He adds that the bots are currently only affecting U. Common on dating sites, Tinder has had bot problems since 2013, including those that have flirted with users to direct them to webcam sites as well as install games, like knock-off versions of “Clash of Clans.” In other cases, spammers moved to SMS-based attacks after Tinder increased its security measures.
Meanwhile, Twitter finally opened up its verification system to all users, making its coveted checkmark something attainable by the masses, where before it was handled manually and at the company’s discretion, making for a fairly large group of users who felt slighted when requests were ignored.
Adding to the confusion with regard to the Tinder bots, is the fact that Tinder, too, offers a verification process of its own.
New research from the Pew Research Center shows that in the past two years, the percentage of US adults who had used a dating app tripled.
But that doesn't mean all dating apps are created equal.
Public figures and other celebrities on Facebook and Instagram are offered a blue checkmark alongside their name so you know which accounts are legitimate.
“What makes this particular spam operation unique is that it’s not trying to drive users directly to an adult webcam or dating site overtly, but it’s using the premise of the safety element to convince a user that he should be verified first before they meet,” says Narang.
Reached for comment, a Tinder spokesperson offered the following statement: Tinder will never ask users to verify through a third party website, download link, or app.

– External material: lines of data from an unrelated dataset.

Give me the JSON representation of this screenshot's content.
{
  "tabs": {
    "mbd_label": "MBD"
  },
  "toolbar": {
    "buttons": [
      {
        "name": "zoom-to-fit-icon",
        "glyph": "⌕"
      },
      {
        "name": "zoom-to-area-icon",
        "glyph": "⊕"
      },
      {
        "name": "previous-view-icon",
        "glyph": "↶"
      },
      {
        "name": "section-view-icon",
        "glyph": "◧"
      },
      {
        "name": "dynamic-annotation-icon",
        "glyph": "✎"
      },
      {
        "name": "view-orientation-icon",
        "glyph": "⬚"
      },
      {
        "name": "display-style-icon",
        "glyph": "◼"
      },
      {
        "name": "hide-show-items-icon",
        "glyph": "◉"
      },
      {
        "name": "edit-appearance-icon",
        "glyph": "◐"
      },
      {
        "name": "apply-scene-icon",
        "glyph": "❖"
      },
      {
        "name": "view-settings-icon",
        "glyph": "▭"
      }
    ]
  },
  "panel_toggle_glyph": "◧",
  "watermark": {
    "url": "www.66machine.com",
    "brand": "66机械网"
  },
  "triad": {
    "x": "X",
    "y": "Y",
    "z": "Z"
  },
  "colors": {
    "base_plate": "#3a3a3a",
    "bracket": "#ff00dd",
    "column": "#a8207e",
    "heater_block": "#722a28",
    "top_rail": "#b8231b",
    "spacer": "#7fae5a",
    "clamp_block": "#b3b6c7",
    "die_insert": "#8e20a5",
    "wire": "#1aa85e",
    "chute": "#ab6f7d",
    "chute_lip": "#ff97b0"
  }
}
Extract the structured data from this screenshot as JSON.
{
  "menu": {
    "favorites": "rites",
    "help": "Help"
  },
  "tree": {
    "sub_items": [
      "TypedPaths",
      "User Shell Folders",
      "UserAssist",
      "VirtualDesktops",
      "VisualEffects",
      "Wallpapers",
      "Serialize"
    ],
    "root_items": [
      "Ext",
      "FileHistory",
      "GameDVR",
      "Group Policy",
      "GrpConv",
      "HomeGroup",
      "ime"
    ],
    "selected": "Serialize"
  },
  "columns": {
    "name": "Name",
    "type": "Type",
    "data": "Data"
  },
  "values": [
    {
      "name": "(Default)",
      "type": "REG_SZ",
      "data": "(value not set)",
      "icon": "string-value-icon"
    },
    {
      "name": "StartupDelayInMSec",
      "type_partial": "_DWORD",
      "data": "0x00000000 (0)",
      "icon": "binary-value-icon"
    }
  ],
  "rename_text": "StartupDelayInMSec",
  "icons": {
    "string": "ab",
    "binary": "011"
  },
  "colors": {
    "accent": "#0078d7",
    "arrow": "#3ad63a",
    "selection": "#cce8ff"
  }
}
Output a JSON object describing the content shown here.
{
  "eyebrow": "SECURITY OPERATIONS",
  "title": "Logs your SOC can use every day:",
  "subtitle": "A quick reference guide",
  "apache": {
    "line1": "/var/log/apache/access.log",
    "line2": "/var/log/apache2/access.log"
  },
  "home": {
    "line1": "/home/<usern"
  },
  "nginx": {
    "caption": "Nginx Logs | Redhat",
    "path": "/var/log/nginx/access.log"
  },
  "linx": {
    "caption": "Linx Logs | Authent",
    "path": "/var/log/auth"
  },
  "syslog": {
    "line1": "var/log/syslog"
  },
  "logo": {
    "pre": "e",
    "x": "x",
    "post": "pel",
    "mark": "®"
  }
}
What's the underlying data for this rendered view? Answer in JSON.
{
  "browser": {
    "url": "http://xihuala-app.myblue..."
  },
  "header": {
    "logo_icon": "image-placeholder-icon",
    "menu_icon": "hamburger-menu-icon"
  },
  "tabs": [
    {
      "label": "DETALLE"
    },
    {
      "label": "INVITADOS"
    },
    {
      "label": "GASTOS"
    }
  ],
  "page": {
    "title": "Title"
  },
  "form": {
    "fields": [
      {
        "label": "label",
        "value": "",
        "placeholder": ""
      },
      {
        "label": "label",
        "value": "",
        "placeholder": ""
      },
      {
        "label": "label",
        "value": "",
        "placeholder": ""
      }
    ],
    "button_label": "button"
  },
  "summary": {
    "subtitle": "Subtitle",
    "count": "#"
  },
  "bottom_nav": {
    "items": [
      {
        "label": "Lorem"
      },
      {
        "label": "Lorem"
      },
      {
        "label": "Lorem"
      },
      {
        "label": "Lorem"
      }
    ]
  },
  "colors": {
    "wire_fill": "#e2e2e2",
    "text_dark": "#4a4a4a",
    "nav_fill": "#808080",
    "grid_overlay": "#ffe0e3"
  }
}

According a recent report from security researchers at Symantec, scammers are now using verification as a lure to sign up people to fake “safe dating” websites.
These fake verification sites collect users’ personal information and payment card details, and proceed to sign up victims for subscription-based memberships to adult video and webcam sites that total nearly 0 per month in fees.
And when a female (bot) asks the male (victim) if he’s verified, he may be more interested in following through to do so, because it could lead to a date.